[[ Stored data open ]]

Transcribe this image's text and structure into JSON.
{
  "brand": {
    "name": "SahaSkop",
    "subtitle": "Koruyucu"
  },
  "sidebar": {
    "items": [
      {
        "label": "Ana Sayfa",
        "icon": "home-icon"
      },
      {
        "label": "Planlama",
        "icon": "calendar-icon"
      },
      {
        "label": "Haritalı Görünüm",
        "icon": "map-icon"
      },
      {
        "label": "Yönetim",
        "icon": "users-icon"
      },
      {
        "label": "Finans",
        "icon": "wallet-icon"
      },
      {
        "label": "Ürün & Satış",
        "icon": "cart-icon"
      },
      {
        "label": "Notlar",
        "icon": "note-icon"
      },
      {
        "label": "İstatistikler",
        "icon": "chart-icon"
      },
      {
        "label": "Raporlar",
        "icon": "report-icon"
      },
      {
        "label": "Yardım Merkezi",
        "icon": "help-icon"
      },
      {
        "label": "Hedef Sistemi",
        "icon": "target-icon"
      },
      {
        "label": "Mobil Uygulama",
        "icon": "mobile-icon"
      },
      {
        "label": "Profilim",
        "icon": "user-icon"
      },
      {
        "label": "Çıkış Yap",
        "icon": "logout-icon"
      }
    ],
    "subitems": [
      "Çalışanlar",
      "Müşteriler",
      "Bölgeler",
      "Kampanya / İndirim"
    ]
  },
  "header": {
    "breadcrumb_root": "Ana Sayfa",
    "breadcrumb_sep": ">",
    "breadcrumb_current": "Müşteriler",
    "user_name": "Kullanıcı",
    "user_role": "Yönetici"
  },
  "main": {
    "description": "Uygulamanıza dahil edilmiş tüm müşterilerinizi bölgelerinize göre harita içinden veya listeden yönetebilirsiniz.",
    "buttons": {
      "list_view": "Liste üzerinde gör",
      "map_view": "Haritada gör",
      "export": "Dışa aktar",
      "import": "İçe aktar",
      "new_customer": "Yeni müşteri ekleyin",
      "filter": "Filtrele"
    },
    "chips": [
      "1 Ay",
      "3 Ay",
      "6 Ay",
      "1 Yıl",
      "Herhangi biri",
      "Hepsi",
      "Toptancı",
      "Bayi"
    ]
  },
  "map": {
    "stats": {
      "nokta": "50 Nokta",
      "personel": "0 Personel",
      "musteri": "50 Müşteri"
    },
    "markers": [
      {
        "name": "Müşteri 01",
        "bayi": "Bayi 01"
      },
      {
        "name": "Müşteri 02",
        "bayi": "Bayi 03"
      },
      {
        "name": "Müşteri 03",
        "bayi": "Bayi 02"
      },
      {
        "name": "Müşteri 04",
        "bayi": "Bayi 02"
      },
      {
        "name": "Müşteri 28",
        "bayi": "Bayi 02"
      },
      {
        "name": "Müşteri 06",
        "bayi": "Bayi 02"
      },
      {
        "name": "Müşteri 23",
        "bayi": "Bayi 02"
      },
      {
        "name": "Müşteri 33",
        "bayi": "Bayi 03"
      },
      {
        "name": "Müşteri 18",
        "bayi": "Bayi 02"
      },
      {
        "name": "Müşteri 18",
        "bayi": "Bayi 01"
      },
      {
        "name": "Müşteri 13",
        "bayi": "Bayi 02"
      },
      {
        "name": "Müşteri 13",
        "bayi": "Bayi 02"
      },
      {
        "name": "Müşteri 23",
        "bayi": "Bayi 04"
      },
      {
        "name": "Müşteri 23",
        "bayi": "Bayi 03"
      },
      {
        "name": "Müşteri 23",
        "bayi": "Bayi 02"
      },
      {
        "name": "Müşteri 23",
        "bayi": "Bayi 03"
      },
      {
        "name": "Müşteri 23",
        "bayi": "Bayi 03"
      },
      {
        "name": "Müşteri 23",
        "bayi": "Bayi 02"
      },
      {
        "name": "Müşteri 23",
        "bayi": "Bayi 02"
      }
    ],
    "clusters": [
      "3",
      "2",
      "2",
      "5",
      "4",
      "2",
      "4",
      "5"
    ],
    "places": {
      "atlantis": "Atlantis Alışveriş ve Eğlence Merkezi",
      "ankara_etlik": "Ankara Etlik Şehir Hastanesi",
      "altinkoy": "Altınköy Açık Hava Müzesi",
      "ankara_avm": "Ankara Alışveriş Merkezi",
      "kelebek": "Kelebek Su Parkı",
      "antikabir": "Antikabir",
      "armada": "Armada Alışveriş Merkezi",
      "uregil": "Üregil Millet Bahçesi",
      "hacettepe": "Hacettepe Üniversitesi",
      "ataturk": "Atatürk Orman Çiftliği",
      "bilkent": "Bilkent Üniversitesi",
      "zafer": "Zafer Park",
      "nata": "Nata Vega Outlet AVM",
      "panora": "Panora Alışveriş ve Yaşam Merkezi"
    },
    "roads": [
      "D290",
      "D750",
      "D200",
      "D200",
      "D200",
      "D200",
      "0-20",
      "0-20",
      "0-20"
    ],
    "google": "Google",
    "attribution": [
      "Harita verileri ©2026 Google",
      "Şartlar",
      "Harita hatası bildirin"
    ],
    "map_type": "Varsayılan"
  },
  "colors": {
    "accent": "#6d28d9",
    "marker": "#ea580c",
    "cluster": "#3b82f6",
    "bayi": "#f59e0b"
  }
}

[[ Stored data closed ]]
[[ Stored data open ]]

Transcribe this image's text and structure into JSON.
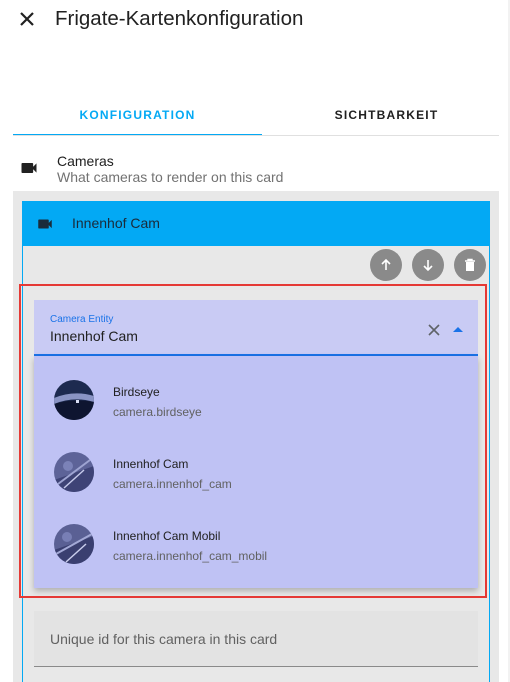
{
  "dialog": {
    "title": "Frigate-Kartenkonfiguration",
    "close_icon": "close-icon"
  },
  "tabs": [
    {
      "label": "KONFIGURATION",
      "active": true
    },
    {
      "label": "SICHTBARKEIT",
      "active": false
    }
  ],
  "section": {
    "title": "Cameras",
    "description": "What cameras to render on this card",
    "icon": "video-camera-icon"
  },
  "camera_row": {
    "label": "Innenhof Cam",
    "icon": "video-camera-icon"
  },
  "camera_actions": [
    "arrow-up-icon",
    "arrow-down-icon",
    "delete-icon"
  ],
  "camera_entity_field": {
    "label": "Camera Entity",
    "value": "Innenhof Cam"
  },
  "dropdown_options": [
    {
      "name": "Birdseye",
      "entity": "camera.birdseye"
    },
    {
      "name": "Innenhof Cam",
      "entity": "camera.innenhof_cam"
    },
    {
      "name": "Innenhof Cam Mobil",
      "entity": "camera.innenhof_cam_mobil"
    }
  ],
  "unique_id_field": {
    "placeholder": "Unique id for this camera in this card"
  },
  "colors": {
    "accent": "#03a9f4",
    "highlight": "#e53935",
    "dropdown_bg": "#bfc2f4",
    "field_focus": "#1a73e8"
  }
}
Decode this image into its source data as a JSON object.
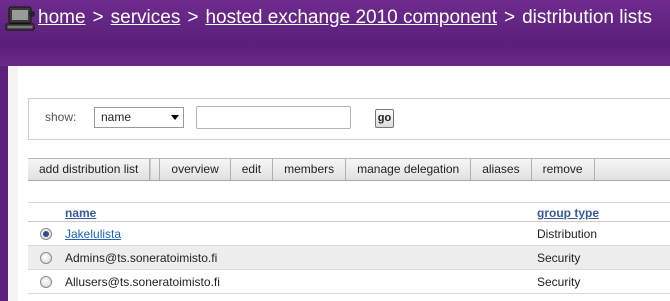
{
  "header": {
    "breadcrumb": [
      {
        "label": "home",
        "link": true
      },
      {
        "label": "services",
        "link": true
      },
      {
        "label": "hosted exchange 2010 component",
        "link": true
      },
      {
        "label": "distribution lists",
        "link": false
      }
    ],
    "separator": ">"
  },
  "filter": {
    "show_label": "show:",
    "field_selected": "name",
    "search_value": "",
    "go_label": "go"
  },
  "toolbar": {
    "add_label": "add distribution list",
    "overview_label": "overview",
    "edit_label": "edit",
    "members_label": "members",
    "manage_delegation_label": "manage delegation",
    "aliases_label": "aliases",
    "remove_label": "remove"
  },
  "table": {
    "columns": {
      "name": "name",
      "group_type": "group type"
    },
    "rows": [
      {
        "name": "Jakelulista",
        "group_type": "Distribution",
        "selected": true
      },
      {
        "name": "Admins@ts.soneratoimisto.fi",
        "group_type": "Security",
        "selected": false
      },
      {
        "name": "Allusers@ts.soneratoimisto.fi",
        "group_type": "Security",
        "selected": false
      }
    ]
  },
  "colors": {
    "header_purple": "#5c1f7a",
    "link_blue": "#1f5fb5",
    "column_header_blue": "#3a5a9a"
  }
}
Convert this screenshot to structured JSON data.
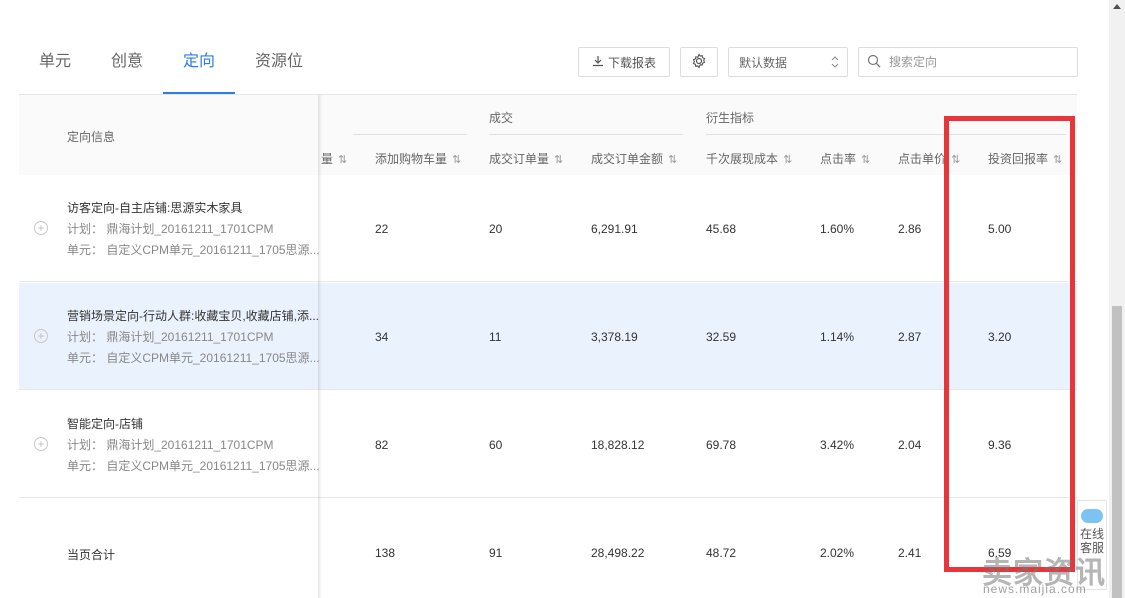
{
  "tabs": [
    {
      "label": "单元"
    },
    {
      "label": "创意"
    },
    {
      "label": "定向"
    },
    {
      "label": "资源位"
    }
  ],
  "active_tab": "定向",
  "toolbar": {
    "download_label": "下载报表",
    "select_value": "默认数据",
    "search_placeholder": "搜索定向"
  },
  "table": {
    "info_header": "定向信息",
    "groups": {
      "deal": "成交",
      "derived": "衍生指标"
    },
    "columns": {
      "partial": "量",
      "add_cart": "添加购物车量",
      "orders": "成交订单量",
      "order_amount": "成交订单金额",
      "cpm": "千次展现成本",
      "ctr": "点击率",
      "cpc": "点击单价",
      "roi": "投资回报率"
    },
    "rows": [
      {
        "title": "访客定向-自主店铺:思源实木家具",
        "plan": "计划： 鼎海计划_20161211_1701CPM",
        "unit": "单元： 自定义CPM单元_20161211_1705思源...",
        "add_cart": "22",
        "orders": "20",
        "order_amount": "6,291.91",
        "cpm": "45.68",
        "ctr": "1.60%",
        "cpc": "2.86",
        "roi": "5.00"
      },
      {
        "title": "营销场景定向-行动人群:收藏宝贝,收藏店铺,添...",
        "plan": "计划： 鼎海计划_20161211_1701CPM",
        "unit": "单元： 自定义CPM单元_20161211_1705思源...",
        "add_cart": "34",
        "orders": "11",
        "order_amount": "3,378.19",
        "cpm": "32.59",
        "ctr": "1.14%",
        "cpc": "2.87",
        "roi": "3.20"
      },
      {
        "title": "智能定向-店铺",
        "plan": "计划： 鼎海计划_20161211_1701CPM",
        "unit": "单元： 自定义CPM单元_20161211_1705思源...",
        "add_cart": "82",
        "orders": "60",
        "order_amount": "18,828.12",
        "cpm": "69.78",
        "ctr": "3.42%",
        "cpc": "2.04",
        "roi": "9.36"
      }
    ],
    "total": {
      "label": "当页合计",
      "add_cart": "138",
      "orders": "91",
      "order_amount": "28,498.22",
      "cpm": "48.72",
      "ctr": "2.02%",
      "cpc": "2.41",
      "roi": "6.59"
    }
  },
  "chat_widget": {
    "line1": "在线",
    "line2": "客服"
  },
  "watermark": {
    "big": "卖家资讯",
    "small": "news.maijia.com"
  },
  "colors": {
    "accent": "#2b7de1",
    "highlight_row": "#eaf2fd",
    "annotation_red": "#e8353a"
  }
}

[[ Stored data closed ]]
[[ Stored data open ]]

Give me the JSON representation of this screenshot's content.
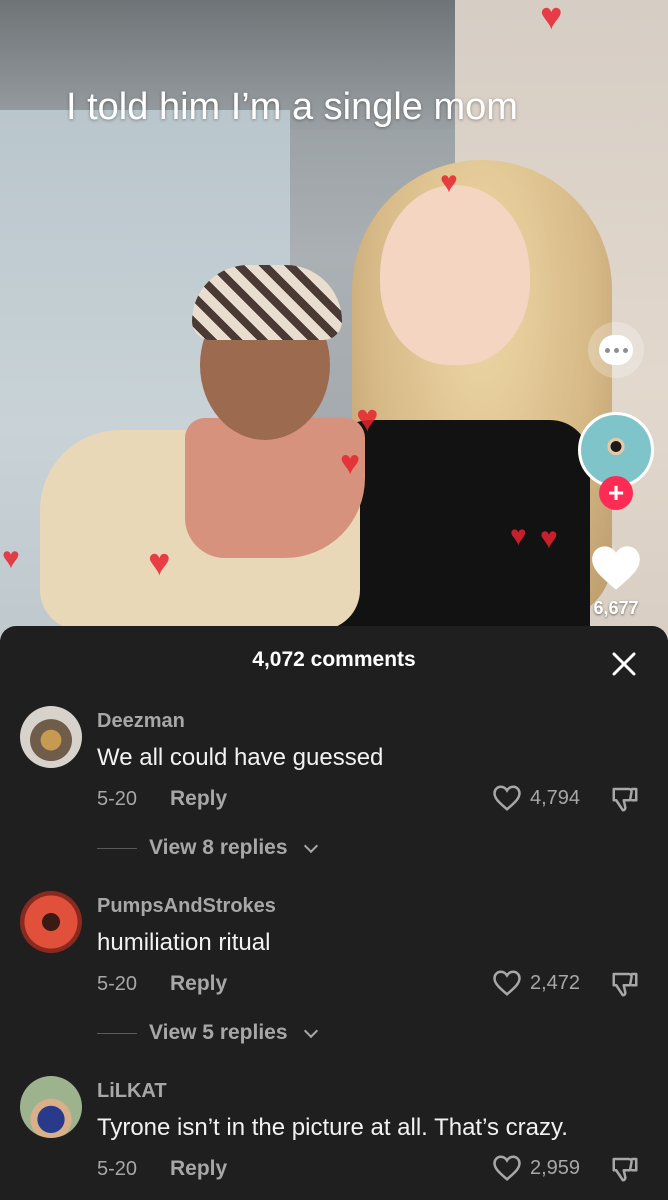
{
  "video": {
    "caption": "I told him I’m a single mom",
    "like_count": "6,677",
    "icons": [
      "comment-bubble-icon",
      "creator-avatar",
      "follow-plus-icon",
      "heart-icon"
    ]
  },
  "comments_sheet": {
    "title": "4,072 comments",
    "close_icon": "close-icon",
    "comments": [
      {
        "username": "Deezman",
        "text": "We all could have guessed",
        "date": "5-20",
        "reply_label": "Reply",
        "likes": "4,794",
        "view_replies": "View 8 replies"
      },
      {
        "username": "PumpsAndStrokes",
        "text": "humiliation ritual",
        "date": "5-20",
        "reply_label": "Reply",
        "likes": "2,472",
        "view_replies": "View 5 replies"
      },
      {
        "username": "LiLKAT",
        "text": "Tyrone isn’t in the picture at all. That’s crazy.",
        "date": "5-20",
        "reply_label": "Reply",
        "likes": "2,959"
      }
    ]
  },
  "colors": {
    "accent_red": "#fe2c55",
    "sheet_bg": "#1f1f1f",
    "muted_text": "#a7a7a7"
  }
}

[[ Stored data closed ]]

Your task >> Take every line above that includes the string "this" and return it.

Exercise solution >>
Transcribe this image's text and structure into JSON.
Transcribe this image's text and structure into JSON.
    "description": "What cameras to render on this card",
    "placeholder": "Unique id for this camera in this card"
Decode this image into its source data as a JSON object.
Convert this screenshot to structured JSON data.
Give me the JSON representation of this screenshot's content.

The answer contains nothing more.